### What is needed
Each line of the data below that holds the word "heading" is to be reported in full.

### Study material
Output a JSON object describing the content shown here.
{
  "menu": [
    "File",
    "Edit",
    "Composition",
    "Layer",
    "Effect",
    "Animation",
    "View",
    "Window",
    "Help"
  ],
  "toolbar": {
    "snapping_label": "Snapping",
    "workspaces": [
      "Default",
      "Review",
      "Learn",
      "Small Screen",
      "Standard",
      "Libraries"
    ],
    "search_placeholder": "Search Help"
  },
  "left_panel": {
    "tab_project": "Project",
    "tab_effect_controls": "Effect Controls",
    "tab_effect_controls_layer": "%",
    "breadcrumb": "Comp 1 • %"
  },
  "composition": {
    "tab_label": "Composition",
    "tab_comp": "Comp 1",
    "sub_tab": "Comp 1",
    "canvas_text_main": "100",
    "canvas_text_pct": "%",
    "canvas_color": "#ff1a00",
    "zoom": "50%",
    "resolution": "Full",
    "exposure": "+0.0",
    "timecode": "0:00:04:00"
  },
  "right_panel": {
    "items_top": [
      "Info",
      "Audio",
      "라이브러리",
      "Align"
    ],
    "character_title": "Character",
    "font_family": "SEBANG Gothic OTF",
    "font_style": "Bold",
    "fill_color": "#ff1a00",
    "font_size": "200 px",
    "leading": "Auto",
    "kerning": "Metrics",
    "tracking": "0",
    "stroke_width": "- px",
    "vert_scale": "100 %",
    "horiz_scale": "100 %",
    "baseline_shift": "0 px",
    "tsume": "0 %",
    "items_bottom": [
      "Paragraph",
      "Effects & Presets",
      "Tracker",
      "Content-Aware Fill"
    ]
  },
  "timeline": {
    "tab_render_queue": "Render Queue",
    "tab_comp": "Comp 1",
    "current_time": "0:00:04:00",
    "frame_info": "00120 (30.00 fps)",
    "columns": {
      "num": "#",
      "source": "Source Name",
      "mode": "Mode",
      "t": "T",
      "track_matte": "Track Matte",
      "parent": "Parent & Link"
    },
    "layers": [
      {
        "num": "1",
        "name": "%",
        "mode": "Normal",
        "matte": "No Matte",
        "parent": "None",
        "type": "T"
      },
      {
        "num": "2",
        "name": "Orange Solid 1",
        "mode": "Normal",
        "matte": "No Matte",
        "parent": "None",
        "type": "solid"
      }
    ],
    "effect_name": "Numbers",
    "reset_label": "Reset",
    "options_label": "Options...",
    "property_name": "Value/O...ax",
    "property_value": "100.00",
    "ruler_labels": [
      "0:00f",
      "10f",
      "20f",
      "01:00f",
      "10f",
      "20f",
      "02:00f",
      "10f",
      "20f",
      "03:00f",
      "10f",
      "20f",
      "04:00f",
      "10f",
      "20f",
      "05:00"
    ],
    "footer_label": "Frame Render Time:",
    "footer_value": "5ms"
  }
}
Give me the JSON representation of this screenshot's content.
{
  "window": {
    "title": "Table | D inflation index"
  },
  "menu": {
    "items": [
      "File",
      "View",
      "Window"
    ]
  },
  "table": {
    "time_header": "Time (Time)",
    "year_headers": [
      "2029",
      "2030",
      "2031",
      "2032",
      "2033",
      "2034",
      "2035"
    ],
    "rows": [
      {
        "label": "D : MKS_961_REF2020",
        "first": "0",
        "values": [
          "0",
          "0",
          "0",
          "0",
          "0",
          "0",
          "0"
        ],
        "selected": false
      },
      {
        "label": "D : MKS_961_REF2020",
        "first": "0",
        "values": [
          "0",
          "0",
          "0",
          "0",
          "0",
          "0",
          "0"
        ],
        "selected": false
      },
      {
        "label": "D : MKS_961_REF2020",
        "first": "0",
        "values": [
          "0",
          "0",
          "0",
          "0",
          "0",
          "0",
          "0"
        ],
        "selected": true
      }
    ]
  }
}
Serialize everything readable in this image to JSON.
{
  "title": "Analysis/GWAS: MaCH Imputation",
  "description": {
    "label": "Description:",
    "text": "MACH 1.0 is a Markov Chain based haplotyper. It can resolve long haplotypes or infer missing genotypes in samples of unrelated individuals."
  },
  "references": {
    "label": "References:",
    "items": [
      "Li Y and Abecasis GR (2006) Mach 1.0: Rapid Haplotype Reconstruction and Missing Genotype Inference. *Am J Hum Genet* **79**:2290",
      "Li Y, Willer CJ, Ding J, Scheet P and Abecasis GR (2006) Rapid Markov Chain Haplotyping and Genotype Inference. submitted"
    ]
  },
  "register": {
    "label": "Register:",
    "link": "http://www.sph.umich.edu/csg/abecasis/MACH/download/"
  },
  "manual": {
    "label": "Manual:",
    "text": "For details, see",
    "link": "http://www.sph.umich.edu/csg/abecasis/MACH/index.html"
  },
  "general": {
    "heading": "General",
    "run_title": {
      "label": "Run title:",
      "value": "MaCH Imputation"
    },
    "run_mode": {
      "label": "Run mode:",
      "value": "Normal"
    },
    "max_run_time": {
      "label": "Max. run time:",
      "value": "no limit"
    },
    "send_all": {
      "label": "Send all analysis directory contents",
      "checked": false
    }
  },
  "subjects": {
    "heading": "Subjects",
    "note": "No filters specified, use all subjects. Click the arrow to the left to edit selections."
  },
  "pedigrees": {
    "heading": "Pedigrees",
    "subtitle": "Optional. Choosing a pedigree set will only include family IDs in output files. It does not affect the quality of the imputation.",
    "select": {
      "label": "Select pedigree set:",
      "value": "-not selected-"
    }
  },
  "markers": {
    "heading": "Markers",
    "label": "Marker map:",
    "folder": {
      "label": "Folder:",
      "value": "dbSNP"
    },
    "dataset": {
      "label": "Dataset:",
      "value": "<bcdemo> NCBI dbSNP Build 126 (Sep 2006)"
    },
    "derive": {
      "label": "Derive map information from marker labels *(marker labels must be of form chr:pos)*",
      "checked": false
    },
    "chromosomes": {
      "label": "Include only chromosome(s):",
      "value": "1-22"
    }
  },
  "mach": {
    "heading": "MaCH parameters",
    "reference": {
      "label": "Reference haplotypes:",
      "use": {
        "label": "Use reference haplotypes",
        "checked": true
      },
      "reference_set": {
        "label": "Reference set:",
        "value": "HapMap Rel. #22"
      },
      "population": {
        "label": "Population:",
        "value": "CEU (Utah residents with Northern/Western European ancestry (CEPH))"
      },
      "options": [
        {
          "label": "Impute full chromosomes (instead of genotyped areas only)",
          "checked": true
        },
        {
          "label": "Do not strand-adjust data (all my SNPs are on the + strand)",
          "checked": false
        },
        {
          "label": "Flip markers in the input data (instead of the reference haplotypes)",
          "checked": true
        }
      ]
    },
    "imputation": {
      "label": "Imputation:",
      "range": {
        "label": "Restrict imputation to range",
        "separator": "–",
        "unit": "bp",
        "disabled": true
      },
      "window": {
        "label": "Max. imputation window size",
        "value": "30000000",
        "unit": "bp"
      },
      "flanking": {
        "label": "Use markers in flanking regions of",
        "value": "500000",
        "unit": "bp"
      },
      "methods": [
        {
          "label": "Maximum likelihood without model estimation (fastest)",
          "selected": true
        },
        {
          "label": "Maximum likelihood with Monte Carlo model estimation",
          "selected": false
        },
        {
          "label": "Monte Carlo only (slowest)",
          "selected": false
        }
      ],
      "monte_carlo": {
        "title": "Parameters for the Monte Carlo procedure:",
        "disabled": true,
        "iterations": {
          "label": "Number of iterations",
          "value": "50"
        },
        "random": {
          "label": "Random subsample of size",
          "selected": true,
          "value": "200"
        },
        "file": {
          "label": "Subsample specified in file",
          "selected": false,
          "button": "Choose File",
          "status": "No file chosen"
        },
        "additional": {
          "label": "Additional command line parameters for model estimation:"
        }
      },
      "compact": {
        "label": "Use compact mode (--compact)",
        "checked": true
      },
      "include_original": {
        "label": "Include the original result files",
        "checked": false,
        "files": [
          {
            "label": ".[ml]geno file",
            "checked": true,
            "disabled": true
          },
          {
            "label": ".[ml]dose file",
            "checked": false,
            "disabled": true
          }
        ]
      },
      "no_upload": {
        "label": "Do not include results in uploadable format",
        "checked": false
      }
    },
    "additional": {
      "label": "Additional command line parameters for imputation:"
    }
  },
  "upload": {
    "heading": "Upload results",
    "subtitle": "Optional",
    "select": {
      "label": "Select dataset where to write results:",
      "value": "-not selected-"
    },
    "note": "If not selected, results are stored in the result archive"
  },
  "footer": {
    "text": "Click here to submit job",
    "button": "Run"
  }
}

### Written answer
    "heading": "General",
    "heading": "Subjects",
    "heading": "Pedigrees",
    "heading": "Markers",
    "heading": "MaCH parameters",
    "heading": "Upload results",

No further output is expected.